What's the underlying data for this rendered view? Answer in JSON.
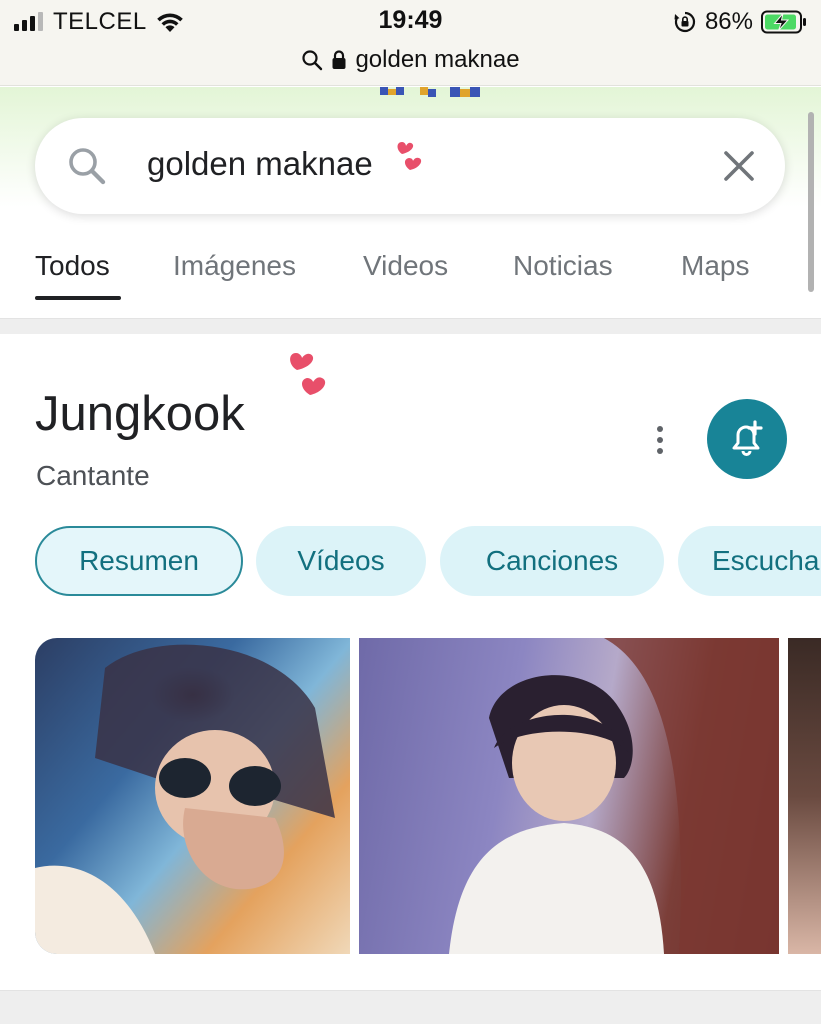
{
  "status_bar": {
    "carrier": "TELCEL",
    "time": "19:49",
    "battery_percent": "86%",
    "signal_bars_active": 3,
    "signal_bars_total": 4,
    "url": "golden maknae"
  },
  "search": {
    "query": "golden maknae"
  },
  "tabs": [
    {
      "label": "Todos",
      "active": true
    },
    {
      "label": "Imágenes",
      "active": false
    },
    {
      "label": "Videos",
      "active": false
    },
    {
      "label": "Noticias",
      "active": false
    },
    {
      "label": "Maps",
      "active": false
    }
  ],
  "knowledge_panel": {
    "title": "Jungkook",
    "subtitle": "Cantante",
    "chips": [
      {
        "label": "Resumen",
        "active": true
      },
      {
        "label": "Vídeos",
        "active": false
      },
      {
        "label": "Canciones",
        "active": false
      },
      {
        "label": "Escucha",
        "active": false
      }
    ]
  },
  "colors": {
    "accent_teal": "#188497",
    "chip_bg": "#dcf3f8",
    "chip_text": "#12707f",
    "heart_pink": "#e84f6a"
  },
  "icons": [
    "search-icon",
    "lock-icon",
    "wifi-icon",
    "rotation-lock-icon",
    "battery-charging-icon",
    "close-icon",
    "more-vert-icon",
    "bell-plus-icon",
    "heart-sticker"
  ]
}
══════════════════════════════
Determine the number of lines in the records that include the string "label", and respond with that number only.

:: Solution ::
9